Implantable pump Implanted under the skin of the abdomen through a minor surgical procedure. Controlled today by hand-held radio frequency telemetry. Delivers short, frequent pulses of insulin into the peritoneal cavity. Designed to be refilled in a physicians office every 3 months. Projected 10 year battery life. Hypoglycemic events reduced 400%.
Out-takes from a Web Blog Of RT User Now, I never look at a single reading. I check my NOW number and then quickly scroll back in time using the down arrow button. Five minutes per click. I usually glance at half an hour…I think about what Im looking at. Direction? Is the BG going up or down? Or is it fairly stable? Speed? Speed Im not always so good at, because that takes mental mathematics, which is my weak spot. That said I can get a rough idea of how fast things are moving.
THE RUB Even if the continuous sensors are refined, reimbursement for the devices as well as for providers time to help analyze data remains a problem. As things now stand, relatively few doctors and nurses have the time or expertise to assess the log records of individual glucose readings.
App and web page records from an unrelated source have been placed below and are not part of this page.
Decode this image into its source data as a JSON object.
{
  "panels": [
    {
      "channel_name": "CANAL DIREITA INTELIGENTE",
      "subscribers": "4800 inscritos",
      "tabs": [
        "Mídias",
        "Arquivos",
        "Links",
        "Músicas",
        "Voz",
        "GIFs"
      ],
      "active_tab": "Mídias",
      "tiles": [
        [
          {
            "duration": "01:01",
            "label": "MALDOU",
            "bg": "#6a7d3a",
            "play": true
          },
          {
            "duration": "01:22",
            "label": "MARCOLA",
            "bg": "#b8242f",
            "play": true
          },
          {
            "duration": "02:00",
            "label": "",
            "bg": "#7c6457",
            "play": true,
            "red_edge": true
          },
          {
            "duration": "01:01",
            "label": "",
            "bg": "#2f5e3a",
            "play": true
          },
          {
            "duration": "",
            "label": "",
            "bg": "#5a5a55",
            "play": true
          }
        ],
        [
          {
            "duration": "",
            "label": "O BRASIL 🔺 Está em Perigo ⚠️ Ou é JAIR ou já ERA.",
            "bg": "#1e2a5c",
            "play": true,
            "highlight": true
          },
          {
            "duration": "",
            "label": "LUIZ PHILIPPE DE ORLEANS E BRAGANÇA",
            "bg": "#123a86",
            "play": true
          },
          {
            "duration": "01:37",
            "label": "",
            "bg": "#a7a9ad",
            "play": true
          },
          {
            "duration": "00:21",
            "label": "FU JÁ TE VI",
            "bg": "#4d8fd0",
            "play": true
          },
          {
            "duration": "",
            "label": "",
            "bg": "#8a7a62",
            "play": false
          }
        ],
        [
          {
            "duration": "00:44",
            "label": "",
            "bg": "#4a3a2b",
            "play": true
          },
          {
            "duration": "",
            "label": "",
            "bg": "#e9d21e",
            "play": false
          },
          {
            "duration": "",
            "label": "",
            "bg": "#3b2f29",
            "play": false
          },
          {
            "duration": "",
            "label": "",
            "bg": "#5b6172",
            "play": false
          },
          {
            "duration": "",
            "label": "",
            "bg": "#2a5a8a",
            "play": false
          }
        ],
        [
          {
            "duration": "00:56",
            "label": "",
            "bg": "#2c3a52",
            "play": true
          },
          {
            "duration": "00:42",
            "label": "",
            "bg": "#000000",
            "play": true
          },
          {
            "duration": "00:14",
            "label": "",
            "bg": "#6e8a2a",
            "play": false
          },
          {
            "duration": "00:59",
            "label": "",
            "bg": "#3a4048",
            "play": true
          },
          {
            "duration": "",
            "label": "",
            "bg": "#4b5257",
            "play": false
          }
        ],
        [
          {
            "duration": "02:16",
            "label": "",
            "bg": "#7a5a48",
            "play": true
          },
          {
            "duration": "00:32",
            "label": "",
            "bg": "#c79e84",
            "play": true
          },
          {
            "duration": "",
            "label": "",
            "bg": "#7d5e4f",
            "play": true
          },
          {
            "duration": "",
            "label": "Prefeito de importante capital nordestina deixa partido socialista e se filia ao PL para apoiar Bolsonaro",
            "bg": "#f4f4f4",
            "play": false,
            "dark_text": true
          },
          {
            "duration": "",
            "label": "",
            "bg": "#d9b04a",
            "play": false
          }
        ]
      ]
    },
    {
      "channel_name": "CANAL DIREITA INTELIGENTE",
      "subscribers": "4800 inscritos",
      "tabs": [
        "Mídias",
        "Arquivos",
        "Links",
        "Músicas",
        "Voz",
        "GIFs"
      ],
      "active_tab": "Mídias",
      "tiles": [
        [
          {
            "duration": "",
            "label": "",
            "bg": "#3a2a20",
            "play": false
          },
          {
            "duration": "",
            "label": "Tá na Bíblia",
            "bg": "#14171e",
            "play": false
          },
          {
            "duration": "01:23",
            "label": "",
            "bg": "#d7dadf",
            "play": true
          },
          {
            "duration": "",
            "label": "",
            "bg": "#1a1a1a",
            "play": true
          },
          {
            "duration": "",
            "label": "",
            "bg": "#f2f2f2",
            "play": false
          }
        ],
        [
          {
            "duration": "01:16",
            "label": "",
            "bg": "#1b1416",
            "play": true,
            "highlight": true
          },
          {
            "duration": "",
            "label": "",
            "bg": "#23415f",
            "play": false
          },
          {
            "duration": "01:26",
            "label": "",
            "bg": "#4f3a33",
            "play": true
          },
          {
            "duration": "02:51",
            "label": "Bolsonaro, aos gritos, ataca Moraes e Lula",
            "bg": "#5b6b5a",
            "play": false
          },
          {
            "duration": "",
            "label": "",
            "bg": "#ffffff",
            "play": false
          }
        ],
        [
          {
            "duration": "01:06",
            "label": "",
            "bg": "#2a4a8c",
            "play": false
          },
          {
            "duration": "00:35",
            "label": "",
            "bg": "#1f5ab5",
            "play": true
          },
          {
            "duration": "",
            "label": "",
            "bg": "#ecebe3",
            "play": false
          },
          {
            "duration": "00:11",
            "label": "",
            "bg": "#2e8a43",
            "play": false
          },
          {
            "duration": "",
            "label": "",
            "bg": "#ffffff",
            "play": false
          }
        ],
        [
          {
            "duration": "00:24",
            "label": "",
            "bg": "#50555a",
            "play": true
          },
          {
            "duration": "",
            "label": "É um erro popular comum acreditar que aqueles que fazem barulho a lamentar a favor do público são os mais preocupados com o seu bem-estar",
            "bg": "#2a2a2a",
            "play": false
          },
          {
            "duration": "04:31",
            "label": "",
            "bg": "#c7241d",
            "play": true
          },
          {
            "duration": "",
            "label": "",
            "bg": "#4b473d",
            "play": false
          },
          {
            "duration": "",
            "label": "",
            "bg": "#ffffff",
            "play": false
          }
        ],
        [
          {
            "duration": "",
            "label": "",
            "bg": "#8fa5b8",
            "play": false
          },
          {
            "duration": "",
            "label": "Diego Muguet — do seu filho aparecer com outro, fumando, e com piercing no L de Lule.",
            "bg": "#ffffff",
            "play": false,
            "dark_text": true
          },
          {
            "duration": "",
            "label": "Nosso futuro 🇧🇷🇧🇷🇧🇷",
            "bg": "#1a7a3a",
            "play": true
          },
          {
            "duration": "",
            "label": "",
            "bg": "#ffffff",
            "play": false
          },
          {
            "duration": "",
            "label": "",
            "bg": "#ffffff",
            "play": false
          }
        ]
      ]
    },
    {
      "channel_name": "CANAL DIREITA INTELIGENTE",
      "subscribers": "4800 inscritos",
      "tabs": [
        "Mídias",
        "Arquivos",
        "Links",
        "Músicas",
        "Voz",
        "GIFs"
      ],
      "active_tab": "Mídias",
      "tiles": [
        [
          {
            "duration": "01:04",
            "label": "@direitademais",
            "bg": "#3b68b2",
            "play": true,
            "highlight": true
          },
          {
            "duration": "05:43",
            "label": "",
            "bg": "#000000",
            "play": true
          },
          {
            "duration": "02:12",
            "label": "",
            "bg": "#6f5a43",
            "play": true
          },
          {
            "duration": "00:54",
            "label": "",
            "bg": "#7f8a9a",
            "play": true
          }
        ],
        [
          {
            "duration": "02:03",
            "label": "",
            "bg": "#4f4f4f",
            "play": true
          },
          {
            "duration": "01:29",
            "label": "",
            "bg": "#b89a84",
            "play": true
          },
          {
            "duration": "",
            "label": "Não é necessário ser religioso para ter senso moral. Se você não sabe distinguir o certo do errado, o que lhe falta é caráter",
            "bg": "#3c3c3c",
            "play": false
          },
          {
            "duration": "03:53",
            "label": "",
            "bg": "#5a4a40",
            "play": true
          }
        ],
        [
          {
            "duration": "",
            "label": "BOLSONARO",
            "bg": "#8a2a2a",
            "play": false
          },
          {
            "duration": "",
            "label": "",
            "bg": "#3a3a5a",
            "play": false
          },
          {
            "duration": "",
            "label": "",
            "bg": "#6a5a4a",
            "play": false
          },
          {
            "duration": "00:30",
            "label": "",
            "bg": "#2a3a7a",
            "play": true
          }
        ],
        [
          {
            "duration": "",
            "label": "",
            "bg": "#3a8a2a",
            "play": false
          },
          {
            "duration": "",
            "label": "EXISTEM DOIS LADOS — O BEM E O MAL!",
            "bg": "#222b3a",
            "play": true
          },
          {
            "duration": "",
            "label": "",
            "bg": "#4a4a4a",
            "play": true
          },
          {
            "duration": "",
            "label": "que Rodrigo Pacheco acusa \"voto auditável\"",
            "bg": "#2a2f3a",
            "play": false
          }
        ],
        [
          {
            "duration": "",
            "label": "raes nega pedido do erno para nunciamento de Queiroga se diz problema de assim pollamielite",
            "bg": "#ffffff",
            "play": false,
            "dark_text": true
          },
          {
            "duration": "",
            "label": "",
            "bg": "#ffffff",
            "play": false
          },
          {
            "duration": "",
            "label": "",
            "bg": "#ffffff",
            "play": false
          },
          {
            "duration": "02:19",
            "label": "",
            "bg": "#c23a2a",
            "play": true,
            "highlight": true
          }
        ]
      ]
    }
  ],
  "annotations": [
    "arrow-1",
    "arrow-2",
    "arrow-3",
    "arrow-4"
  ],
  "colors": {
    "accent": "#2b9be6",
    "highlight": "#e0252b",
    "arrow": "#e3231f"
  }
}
Predictions are difficult - particularly when youre talking about the future! Casey Stengel Adapted from Niels Bohr - Nobel Prize (Physics) 1922